Close this search box.


Australian Sustainable Finance Taxonomy V0.1 consultation

Download the full PDF here.

7th July 2024
Nicole Yazbek-Martin
Head of Taxonomy and Natural capital
Australian Sustainable Finance Institute
L 2/68 Northbourne Avenue
Ngunnawal Country | Canberra

Dear Nicole,

Re: Australian Sustainable Finance Taxonomy V0.1 consultation

The Australian Hydrogen Council (AHC) welcomes the opportunity to respond to this first consultation regarding the development of the Australian Sustainable Finance Taxonomy.

The AHC is the peak body for the hydrogen industry and our membership includes companies from across the hydrogen value chain. Our members are at the forefront of Australia’s hydrogen industry, developing the technology, skills and partnerships necessary to ensure that hydrogen and its derivatives play a meaningful role in decarbonising Australian industry.

AHC has been strongly engaged in the development of this work, from our submission to the Sustainable Finance Strategy[1] in December 2023, this current consultation, and we will work closely to inform the second round of consultation later in 2024 through the Taxonomy Advisory Group on Manufacturing and Industry. We look forward to engaging further with ASFI throughout this process.
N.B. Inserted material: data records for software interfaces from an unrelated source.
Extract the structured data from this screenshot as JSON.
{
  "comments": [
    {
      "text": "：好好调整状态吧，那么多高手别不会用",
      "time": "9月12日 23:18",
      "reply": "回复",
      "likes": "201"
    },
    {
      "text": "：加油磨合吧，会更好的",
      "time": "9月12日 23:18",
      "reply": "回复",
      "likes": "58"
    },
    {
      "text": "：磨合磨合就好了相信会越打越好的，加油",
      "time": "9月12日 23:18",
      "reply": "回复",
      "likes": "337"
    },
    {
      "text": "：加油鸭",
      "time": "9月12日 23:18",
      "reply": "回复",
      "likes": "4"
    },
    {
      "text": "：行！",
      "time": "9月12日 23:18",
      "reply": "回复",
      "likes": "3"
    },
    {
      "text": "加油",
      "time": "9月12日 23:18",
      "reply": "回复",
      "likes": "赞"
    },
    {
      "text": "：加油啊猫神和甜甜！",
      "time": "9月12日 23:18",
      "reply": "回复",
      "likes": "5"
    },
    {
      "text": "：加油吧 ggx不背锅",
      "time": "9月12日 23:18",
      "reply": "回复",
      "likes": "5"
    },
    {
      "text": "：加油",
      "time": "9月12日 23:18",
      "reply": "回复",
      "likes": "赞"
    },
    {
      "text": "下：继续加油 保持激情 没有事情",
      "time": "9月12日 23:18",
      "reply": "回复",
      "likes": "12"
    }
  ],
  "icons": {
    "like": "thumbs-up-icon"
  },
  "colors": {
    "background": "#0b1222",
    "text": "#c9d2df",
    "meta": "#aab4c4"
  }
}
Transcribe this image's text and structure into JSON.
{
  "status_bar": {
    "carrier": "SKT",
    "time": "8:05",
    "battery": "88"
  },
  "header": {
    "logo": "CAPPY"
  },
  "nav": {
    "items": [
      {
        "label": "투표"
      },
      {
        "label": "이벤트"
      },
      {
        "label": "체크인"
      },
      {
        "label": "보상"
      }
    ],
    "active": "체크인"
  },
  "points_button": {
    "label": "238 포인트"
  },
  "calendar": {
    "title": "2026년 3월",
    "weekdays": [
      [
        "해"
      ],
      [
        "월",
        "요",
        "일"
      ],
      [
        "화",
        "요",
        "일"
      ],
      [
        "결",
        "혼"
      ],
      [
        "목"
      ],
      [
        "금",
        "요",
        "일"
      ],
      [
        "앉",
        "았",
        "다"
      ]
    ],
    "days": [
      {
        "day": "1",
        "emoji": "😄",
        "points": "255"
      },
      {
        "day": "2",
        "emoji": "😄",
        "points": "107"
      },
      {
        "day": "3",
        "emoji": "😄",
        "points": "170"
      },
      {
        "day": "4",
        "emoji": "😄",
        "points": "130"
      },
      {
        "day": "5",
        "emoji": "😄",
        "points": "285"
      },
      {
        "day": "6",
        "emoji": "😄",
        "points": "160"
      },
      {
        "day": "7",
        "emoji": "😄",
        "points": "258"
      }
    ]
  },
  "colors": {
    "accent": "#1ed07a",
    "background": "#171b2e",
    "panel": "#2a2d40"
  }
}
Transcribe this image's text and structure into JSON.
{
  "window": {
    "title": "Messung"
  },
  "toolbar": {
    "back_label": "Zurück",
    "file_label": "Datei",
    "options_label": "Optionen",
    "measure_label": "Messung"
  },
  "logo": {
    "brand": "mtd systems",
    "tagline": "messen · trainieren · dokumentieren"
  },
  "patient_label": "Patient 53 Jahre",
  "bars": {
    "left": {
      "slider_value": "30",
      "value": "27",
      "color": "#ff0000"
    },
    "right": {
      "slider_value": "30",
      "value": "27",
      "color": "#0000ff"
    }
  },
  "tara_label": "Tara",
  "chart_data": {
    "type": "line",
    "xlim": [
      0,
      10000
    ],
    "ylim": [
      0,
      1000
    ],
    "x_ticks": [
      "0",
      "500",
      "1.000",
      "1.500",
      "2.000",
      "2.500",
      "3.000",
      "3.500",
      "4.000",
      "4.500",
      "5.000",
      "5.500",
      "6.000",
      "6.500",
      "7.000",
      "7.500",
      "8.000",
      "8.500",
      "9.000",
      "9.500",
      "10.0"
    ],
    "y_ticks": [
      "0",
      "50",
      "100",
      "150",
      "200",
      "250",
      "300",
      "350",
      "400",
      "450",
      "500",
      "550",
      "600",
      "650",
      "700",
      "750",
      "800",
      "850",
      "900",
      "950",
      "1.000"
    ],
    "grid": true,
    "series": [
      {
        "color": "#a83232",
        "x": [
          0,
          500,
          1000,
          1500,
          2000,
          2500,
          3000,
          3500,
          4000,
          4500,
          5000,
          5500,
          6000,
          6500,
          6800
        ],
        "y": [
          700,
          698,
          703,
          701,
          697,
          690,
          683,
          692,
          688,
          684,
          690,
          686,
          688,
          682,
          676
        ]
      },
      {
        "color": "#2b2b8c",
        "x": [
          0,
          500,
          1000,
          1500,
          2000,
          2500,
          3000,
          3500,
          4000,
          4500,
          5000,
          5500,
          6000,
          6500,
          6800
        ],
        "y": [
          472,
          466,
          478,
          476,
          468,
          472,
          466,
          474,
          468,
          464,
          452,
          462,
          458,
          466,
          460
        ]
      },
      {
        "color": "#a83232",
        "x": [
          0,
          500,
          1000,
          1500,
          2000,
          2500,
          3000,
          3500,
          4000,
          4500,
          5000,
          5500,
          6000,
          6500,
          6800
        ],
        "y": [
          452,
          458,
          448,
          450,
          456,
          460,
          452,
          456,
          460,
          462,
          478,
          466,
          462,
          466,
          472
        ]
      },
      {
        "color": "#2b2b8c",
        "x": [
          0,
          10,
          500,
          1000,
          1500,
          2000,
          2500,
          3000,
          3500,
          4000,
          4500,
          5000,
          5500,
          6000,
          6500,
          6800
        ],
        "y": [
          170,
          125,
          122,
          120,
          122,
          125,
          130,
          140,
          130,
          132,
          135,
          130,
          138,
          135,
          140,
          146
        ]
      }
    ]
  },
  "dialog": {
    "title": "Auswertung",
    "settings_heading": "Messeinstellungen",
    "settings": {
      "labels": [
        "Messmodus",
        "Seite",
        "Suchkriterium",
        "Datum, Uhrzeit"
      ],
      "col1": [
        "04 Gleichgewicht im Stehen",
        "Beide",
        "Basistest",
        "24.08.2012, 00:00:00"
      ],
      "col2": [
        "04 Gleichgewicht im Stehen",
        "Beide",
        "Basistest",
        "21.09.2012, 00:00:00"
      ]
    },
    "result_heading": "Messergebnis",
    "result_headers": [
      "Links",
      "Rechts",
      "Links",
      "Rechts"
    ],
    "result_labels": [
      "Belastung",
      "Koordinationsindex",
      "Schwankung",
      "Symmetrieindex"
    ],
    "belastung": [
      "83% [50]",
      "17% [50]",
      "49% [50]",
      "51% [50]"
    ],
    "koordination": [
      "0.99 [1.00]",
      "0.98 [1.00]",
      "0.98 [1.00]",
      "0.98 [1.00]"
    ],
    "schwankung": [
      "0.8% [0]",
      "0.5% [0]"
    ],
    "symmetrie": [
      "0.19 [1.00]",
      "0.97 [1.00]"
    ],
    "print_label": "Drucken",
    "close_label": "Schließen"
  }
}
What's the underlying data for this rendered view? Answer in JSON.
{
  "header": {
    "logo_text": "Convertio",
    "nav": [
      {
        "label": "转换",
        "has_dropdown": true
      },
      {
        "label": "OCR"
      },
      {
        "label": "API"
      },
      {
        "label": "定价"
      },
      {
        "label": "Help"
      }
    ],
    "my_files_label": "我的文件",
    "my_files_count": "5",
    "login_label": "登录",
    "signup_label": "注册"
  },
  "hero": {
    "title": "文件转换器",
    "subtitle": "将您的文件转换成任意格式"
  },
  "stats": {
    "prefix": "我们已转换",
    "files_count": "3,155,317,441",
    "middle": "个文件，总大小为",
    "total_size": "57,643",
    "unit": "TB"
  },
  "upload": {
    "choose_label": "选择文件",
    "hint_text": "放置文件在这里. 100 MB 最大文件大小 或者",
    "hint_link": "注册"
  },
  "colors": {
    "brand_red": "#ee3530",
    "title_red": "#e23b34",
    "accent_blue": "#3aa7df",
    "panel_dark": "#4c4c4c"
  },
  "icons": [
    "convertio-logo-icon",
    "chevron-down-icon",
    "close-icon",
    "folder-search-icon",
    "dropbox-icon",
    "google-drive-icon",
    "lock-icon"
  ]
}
We recognise that hydrogen will primarily be covered in the second round of consultation, so have developed a brief response to the relevant consultation questions to inform the further work by the Australian Sustainable Finance Institute (ASFI).

If you wish to discuss any element of this in further detail, please contact me at [email protected] or 0436661767.

Yours sincerely,

Katerina Aleksoska
GM – International
Australian Hydrogen Council
m: +61436661767
e: [email protected]

1.1 Do the headline ambitions reflect Australia’s highest national goals for climate and environmental sustainability?

The headline ambitions reflect the social, environmental and biodiversity goals for climate and environmental sustainability goals.

Given the importance of the trade in liquid fuels and the role of clean liquid fuels in the decarbonisation of the Asia Pacific region, it would be good for the headline ambitions to reflect the role of liquid fuels in climate change mitigation and pollution prevention and control both in Australia and in our trading nation partners.

2.1 Do you agree with the proposal to provide the market with system-level advice for energy utilities or portfolios of assets that contain gas firming facilities? If so, please provide feedback on what issues should be covered in the advice. If not, please elaborate.

The advice provided should align with the recommendations of the AEMO ISP. The current taxonomy assesses gas firming as a ‘phase down to phase out’ activity due to concerns regarding the locking in of long term carbon emitting assets. Consideration should be given to emerging technologies looking to transition gas turbines to hydrogen blends (and up to 100% hydrogen burning, though this is below the TRL threshold of the current taxonomy). Managed appropriately, this type of transition would extend the life of the assets without locking in the carbon emissions.

2.2 On a scale of 1-3, how much of a challenge is it to acquire lifecycle assessment data for upstream scope 3 emissions?  (1 = not likely to ever be available, 2= challenging but can be resolved in time with better disclosures and evolving practices, 3= not challenging, data is readily available).


2.4 Are the proposed technical screening criteria (TSC) usable and clear? In this context, usability of criteria refers to whether they are comparable, clear, objective and easy to understand.

The technical screening criteria are clearly set out. For clarity and consistency, it would be preferable for differentiation between hydrogen, e-fuels and low carbon liquid fuels (e.g. biogas) as each will be compliant with requirements but all differ in their environmental impact.

2.6 Are there any activities for which the TSC are unclear?

Figure 18 in the discussion paper demonstrates that the emissions associated with explosives use in critical mineral mining is far less than that associated with loading and hauling, for example. However, there is an emerging opportunity to decrease these emissions via the use of ammonium nitrate produced using green hydrogen in Australia (50% of the 350,000 T of grey ammonia currently imported into Australia is used in explosives), as well as to incentivise the emerging hydrogen production industry.

3.6 Should any requirements be attached to the inclusion of biofuels or e-fuels (e.g. standards, certifications)? In answering this question, please consider how your answers are aligned to the taxonomy’s core principles of credibility and usability.

The taxonomy should explicitly make reference to the Guarantee of Origin carbon certification requirements.

3.7 Does the rationale for including Scope 3 emissions requirements for minerals align with the taxonomy’s core principle of credibility? Please explain.

Inclusion of scope 3 emissions requirements will work to incentivise uptake of decarbonised products (that is, the mining industry’s scope 3 emissions are someone else’s scope 1) – this firmly aligns with the taxonomy core principle of credibility.

3.11 Noting that the proposed criteria in this public consultation paper apply only to existing mines, what are the key considerations that should be taken into account when developing criteria for new mines, within the defined emissions boundary?

The proposed criteria for existing and new mines should include criteria regarding decommissioning of the mine at end of life.

[1] AHC (2023) Re: Sustainable Finance Strategy, December,